Snacking. It’s a pretty hot topic right now, with many diet and wellness experts for the past few years heavily promoting smaller main meals and more frequent snacking on healthy foods as the trend. The idea is by satiating yourself more regularly throughout the day, you are less prone to overeating at meal time and pack more energy density into higher-quality snack foods — resulting in less dependency on things like simple carbs and added sugars. Some even advocate a snack before bed. As usual, Millennials are said to be ushering this snacking trend into the mainstream.

Truth be told, research data tells us that despite those so-called “trends” in snacking, consumers in practice aren’t looking at snacking in the same way — and those who prefer healthy food snacks aren’t who you think they are.
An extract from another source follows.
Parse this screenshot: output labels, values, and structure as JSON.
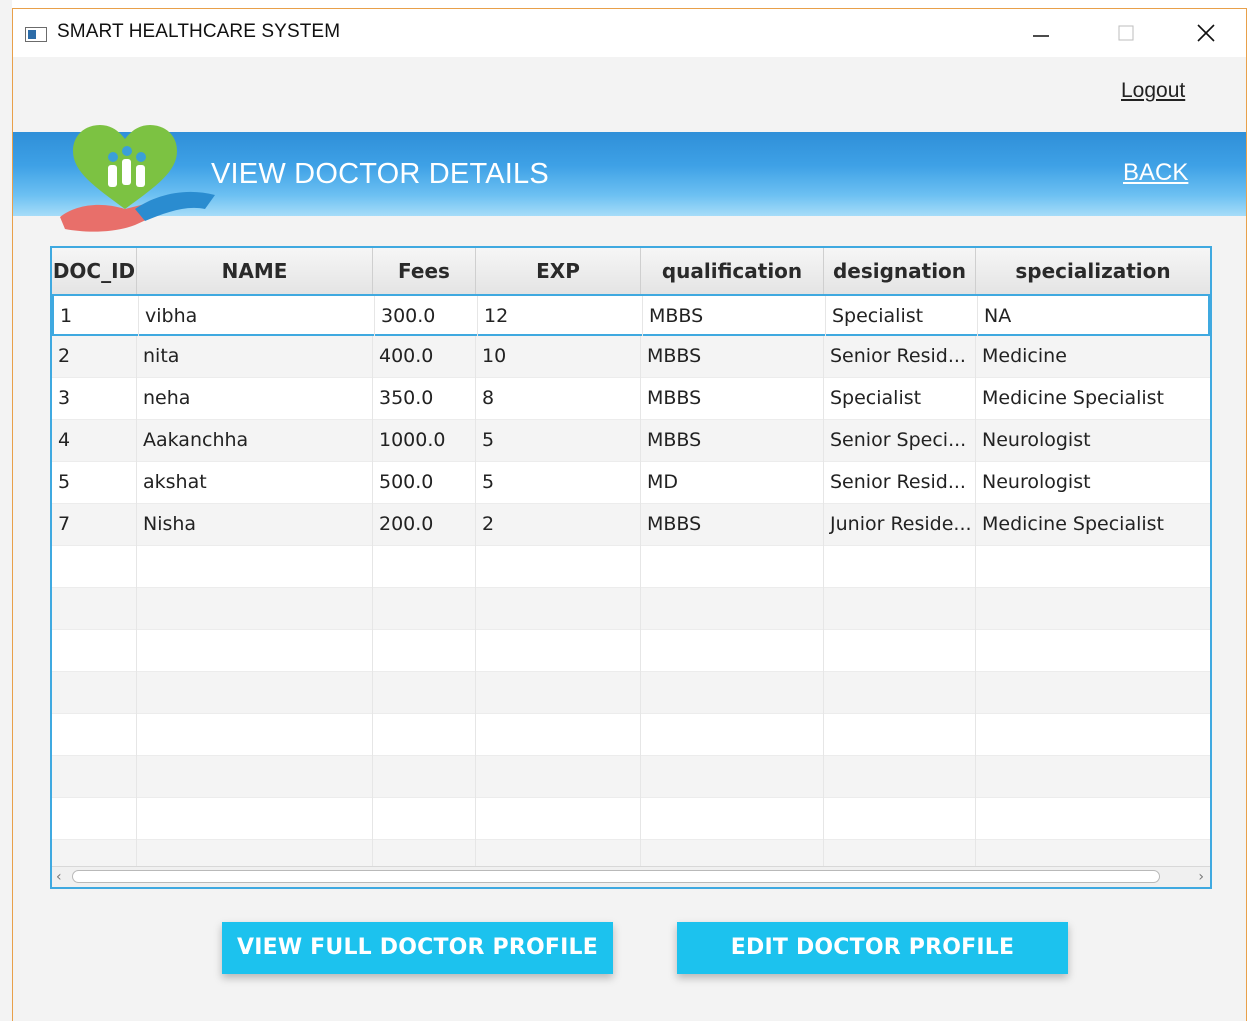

We studied over 2,300 U.S. adults last week, asking them about their snacking frequency and also about the types of snack foods they prefer.

What we found:


  • 51% of consumers snack more than once on an average day. More frequent snacking occurred most on a Saturday. (Probably no surprise there.)
  • “Multi-snackers” (those who snacked two or more times in a day) tend to be either younger in age (13 to 24) or middle aged (35-44). So yes, some Millennials are in this group, but read on…
  • Multi-snackers tend to prefer sweet snacks, and the more often someone snacks per day, the more likely they are to have a sweet tooth. Overall they are also heavier TV watchers, see themselves as less attractive than others their age, and more likely to say there is not enough time to eat healthier.
  • Consumers who prefer healthy foods when they snack, on the other hand, are much older in age — nearly half are 55+. They are more educated, favor organic food, tend to snack only once per day, and have very active lifestyles.

In the full Insight Report we published today on this data, we provide more details and discuss several of the challenges this is likely to present to food industry marketers. We also talk again about the importance of focusing not just on “Millennials” but on Market Mavens and why they are key for marketers; in this area, Market Mavens tend to be non-snackers, further adding to the challenge.

Check out the full report on these snackers here.